_Assignment_:
Quote the records below in full, exactly as given, with the images taken out.

=== Begin Enclosure ===

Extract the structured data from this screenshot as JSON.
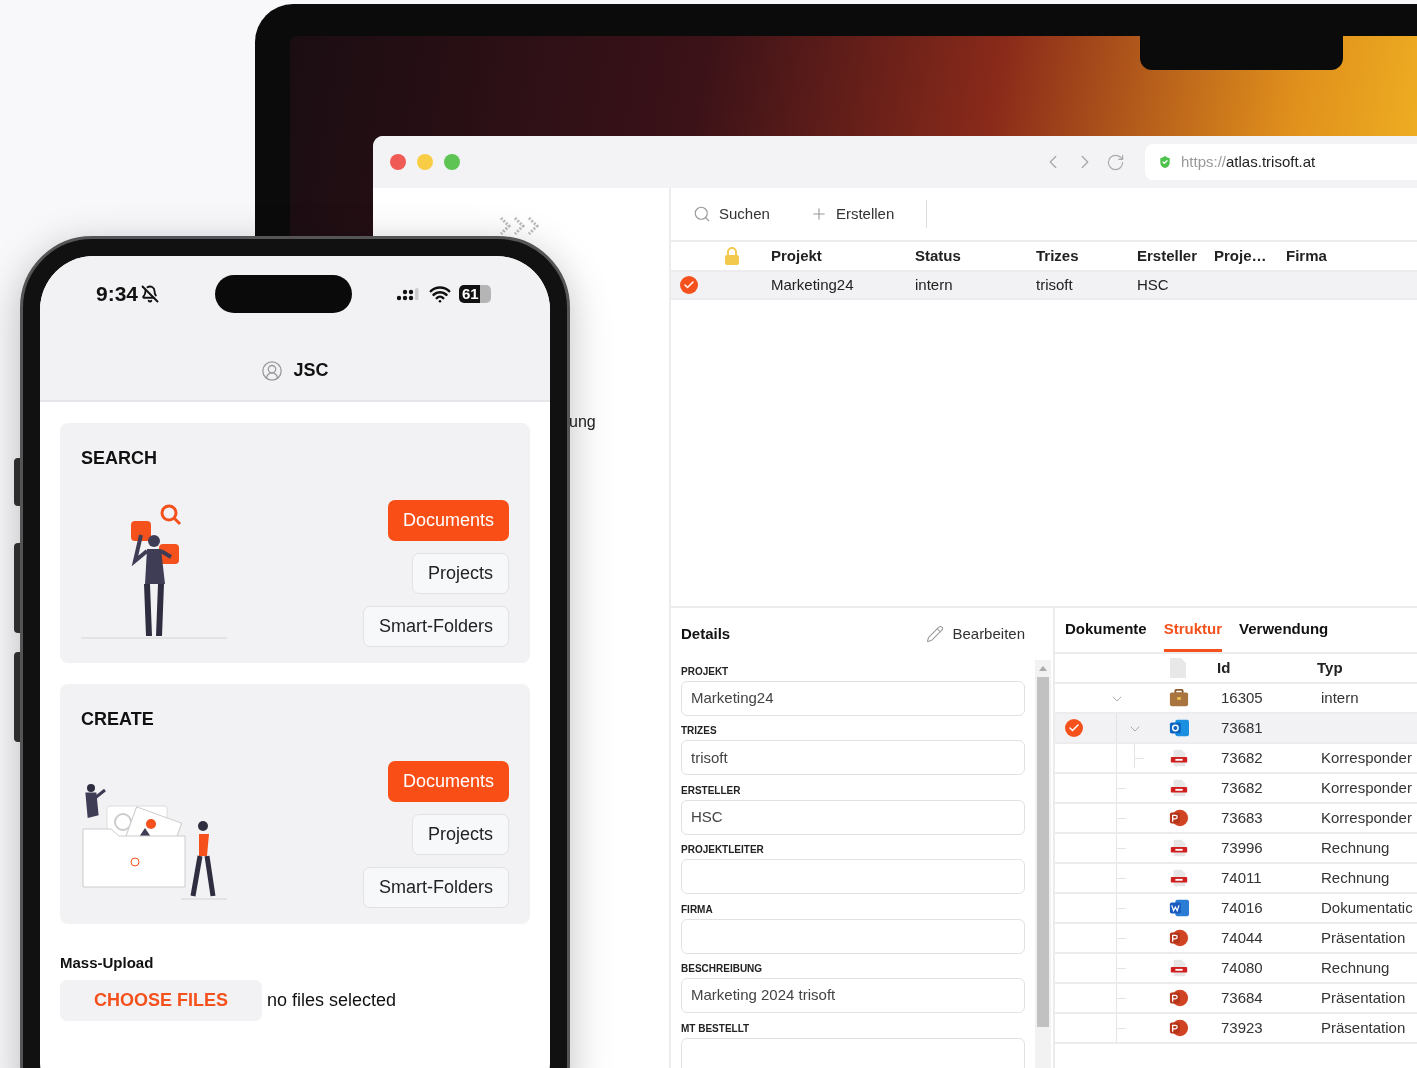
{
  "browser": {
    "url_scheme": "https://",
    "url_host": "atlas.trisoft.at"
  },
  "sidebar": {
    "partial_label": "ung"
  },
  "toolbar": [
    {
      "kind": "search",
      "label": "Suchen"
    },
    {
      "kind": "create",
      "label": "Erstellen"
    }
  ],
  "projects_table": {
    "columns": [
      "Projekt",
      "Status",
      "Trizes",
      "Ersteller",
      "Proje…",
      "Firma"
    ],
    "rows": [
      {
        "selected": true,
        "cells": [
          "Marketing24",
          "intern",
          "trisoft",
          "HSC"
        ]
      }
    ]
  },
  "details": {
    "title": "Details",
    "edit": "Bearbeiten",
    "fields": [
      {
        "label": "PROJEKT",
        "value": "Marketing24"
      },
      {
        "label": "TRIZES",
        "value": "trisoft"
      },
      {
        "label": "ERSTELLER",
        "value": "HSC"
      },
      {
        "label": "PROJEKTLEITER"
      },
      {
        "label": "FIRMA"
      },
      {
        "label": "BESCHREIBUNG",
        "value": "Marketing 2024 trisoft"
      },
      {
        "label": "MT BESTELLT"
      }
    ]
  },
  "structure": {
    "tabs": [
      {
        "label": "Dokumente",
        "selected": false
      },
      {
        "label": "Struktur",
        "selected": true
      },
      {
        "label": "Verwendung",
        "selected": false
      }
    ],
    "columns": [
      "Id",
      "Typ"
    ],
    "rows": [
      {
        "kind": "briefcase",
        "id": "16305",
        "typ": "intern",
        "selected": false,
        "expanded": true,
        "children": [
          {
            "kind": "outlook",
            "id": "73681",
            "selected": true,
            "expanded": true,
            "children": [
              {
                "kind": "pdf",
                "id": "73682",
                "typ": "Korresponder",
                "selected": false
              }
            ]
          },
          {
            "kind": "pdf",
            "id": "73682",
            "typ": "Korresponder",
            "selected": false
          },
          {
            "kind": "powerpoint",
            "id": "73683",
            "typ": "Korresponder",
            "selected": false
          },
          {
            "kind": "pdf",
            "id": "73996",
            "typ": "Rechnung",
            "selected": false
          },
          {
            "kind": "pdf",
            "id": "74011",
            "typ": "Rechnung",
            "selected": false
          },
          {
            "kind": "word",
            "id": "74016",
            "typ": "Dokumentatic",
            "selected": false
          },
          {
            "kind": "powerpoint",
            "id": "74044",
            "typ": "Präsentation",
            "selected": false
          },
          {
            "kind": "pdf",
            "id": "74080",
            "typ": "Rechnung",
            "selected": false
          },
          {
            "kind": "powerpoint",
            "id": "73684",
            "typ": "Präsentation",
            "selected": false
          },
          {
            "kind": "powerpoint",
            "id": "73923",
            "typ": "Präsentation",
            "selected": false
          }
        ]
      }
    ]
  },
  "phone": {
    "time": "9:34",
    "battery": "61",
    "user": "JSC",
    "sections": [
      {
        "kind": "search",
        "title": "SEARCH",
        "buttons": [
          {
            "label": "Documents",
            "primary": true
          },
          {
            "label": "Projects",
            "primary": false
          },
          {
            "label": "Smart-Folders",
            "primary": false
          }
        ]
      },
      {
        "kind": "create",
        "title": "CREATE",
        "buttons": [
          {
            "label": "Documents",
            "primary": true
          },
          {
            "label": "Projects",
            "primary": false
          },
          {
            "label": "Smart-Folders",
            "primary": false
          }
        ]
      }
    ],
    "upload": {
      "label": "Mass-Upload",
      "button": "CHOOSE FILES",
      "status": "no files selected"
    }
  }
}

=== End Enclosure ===

_Written answer_:
Extract the structured data from this screenshot as JSON.
{
  "browser": {
    "url_scheme": "https://",
    "url_host": "atlas.trisoft.at"
  },
  "sidebar": {
    "partial_label": "ung"
  },
  "toolbar": [
    {
      "kind": "search",
      "label": "Suchen"
    },
    {
      "kind": "create",
      "label": "Erstellen"
    }
  ],
  "projects_table": {
    "columns": [
      "Projekt",
      "Status",
      "Trizes",
      "Ersteller",
      "Proje…",
      "Firma"
    ],
    "rows": [
      {
        "selected": true,
        "cells": [
          "Marketing24",
          "intern",
          "trisoft",
          "HSC"
        ]
      }
    ]
  },
  "details": {
    "title": "Details",
    "edit": "Bearbeiten",
    "fields": [
      {
        "label": "PROJEKT",
        "value": "Marketing24"
      },
      {
        "label": "TRIZES",
        "value": "trisoft"
      },
      {
        "label": "ERSTELLER",
        "value": "HSC"
      },
      {
        "label": "PROJEKTLEITER"
      },
      {
        "label": "FIRMA"
      },
      {
        "label": "BESCHREIBUNG",
        "value": "Marketing 2024 trisoft"
      },
      {
        "label": "MT BESTELLT"
      }
    ]
  },
  "structure": {
    "tabs": [
      {
        "label": "Dokumente",
        "selected": false
      },
      {
        "label": "Struktur",
        "selected": true
      },
      {
        "label": "Verwendung",
        "selected": false
      }
    ],
    "columns": [
      "Id",
      "Typ"
    ],
    "rows": [
      {
        "kind": "briefcase",
        "id": "16305",
        "typ": "intern",
        "selected": false,
        "expanded": true,
        "children": [
          {
            "kind": "outlook",
            "id": "73681",
            "selected": true,
            "expanded": true,
            "children": [
              {
                "kind": "pdf",
                "id": "73682",
                "typ": "Korresponder",
                "selected": false
              }
            ]
          },
          {
            "kind": "pdf",
            "id": "73682",
            "typ": "Korresponder",
            "selected": false
          },
          {
            "kind": "powerpoint",
            "id": "73683",
            "typ": "Korresponder",
            "selected": false
          },
          {
            "kind": "pdf",
            "id": "73996",
            "typ": "Rechnung",
            "selected": false
          },
          {
            "kind": "pdf",
            "id": "74011",
            "typ": "Rechnung",
            "selected": false
          },
          {
            "kind": "word",
            "id": "74016",
            "typ": "Dokumentatic",
            "selected": false
          },
          {
            "kind": "powerpoint",
            "id": "74044",
            "typ": "Präsentation",
            "selected": false
          },
          {
            "kind": "pdf",
            "id": "74080",
            "typ": "Rechnung",
            "selected": false
          },
          {
            "kind": "powerpoint",
            "id": "73684",
            "typ": "Präsentation",
            "selected": false
          },
          {
            "kind": "powerpoint",
            "id": "73923",
            "typ": "Präsentation",
            "selected": false
          }
        ]
      }
    ]
  },
  "phone": {
    "time": "9:34",
    "battery": "61",
    "user": "JSC",
    "sections": [
      {
        "kind": "search",
        "title": "SEARCH",
        "buttons": [
          {
            "label": "Documents",
            "primary": true
          },
          {
            "label": "Projects",
            "primary": false
          },
          {
            "label": "Smart-Folders",
            "primary": false
          }
        ]
      },
      {
        "kind": "create",
        "title": "CREATE",
        "buttons": [
          {
            "label": "Documents",
            "primary": true
          },
          {
            "label": "Projects",
            "primary": false
          },
          {
            "label": "Smart-Folders",
            "primary": false
          }
        ]
      }
    ],
    "upload": {
      "label": "Mass-Upload",
      "button": "CHOOSE FILES",
      "status": "no files selected"
    }
  }
}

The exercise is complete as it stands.